  13. I weighed exactly the same on Day 11 as I weighed on surgery day. I was "only" down 17 pounds at 6 weeks postop. Then I gained 3 pounds and sat there for a month. However, I did not panic. I just kept drinking my 100oz of water and getting my 60-80g protein. Fast forward 9 months....I lost 100 pounds and went from a 22W to a size 5/6. I am 3 years out and am still maintaining that 100 pound loss. The moral of the story is this isn't a race. What your body does in these first couple months in no way reflects on your long term success. Just stick with it, keep meeting your fluid and protein goals, stay active and maybe most importantly, stay off the scale for awhile. Like others said, this is all likely fluid retention and your body reacting to the stress of surgery and whatever preop weightloss you had by hanging on to everything it can.
  14. I wouldn't trade my saggy boobs, wrinkly face and droopy butt for anything. Beats the heck out of chronic knee and ankle pain, being out of breath walking just one flight of stairs, high BP, always being the fattest person in the room, having to shop in specialty stores for clothes that fit and generally missing out on all the things in life I used to enjoy. Like pincushion, I had this surgery to improve my health and quality of life, not my appearance. I feel bad for anyone so insecure that they'd rather trade the latter for the former.

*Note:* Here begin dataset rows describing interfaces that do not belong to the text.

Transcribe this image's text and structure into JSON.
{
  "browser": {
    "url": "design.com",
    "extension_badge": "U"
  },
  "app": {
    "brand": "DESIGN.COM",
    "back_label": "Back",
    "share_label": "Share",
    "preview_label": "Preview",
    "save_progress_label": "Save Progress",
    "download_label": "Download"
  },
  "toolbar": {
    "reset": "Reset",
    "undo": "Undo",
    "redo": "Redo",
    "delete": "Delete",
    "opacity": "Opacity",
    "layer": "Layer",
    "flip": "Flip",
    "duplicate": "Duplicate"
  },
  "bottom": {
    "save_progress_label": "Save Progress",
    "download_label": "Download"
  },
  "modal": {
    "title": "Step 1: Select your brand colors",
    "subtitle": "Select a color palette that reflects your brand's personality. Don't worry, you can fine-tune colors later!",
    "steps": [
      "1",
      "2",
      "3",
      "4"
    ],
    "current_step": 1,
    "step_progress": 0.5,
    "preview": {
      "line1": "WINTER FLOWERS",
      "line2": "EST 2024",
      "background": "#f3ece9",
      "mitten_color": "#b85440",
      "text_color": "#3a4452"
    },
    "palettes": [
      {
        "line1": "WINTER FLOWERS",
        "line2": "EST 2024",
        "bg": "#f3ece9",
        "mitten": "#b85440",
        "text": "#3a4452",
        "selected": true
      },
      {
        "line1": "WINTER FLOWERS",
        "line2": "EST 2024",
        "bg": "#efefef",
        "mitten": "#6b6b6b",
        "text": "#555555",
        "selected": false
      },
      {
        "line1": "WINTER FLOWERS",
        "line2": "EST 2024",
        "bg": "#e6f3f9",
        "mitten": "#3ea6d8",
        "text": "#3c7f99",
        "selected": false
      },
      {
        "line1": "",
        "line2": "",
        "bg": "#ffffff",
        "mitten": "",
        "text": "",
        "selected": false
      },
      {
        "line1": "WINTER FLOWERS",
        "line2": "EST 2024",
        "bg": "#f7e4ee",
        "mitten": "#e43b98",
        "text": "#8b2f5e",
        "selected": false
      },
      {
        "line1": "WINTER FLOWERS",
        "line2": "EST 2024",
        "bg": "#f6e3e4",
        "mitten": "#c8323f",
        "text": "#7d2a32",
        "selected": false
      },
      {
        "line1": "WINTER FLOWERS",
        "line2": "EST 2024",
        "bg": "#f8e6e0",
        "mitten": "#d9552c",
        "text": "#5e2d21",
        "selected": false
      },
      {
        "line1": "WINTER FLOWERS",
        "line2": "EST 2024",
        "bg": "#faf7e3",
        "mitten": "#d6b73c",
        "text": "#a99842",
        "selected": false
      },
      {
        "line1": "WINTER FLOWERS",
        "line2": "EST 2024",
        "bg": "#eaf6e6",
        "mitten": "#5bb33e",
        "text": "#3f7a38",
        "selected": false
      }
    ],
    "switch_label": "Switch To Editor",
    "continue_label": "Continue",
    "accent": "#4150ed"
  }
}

  15. I have followed my plan very close to the letter from the day I Started my preop. And even when I do eat off plan I never ever over eat. I've never vomited and I can only remember a handful of times I've even felt full. Basically, I haven't done anything to physically stretch my sleeve (not that that possible anyways, as long as your surgeon removed all of your fundus). But over time, the swelling in your sleeve will go down and the tissue will relax, allowing you to eat more. I started out only being able to eat 1-2 tablespoons at a time around 1-2 months out. This gradually increased to 1/2 to 1cup, depending on the density of the food, by around 14 months and that's where I've stayed. But again, I never push my limits to feeling overfull. The exception, of course, is slider foods, which I can eat an unlimited amount of and its all on me, not my sleeve, to not do that.